- Hostility from some communities due to conflict over African traditional practices E.G. Polygamy, offering of sacrifices and female circumcision.
- Insecurity, caused by wild animals and by communities that did not want foreigners in their territory.
- Islam, which compelled most missionaries to relocate to other places, like Rabai.
- Scarcity of personnel as missionaries were few and worked in areas too big for them.
- Interdenominational differences, which led to hatred, E.G. between Catholics and Protestants due to competition for followers.
- Hostility from slave traders, whose activities were adversely affected by missionary work.
- Language barrier, although some tried to learn indigenous African
What were the effects of Missionary activities in east Africa?
- Spread of Christianity to most parts of the interior.
- Erosion of African culture as some cultural practices such as female circumcision and burial rites were discarded.
- Introduction of western (formal) education.
- Building of rehabilitation centers, where vocational skills, reading and Christianity were taught.
- Establishment of health centers and medical services for disease-control and cure.
- Improvement of farming through introduction of new crops and livestock as well as new farming methods.
- Development of transport systems.
- Translation of the Bible in and introduction of writing to Kiswahili and other local languages.
- Emergence of an elite social class, a new creation to the African set-up.
- Exploration and consequent naming and mapping of mountains, rivers and the interior of Africa.
- Colonization of Kenya and the rest of Africa.
- Rise of independent churches and schools, free from Missionary influence.

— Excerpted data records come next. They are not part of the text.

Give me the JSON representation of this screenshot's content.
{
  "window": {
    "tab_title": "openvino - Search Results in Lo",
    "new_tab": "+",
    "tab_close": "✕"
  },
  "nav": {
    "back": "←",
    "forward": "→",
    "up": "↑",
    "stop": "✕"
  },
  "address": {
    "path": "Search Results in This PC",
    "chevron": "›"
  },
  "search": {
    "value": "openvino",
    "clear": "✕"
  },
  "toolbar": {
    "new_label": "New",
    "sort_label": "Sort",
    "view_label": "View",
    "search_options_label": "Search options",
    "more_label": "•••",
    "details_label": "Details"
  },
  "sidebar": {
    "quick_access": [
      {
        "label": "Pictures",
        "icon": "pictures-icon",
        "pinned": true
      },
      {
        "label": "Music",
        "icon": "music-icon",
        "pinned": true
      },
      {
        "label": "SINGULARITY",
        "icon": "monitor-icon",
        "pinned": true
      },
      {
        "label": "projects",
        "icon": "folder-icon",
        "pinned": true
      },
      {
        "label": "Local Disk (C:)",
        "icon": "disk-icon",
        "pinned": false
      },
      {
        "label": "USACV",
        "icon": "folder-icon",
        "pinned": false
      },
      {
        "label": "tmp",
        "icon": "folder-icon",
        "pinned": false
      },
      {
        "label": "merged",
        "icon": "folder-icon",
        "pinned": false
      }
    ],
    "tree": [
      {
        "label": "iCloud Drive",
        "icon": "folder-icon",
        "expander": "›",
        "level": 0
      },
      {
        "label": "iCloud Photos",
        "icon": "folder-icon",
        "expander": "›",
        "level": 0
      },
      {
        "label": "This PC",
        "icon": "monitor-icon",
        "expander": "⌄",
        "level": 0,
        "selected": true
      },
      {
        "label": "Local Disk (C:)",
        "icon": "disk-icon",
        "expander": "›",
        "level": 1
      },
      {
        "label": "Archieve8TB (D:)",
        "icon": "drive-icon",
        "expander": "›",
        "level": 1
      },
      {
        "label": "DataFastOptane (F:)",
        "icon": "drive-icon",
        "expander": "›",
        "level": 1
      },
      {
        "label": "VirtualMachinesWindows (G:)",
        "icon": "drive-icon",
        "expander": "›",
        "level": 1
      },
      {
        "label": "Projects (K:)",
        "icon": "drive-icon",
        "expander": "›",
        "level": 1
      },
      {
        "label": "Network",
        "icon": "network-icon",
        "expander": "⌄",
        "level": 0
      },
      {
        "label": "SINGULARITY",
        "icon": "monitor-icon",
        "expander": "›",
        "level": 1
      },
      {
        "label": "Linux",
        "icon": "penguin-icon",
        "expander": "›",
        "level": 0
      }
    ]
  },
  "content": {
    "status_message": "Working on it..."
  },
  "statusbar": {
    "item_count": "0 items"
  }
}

- Representation of Africans by Missionaries in the Legislative council.
- Establishment of independent African schools.
- Abolition of slavery and slave trade in east Africa.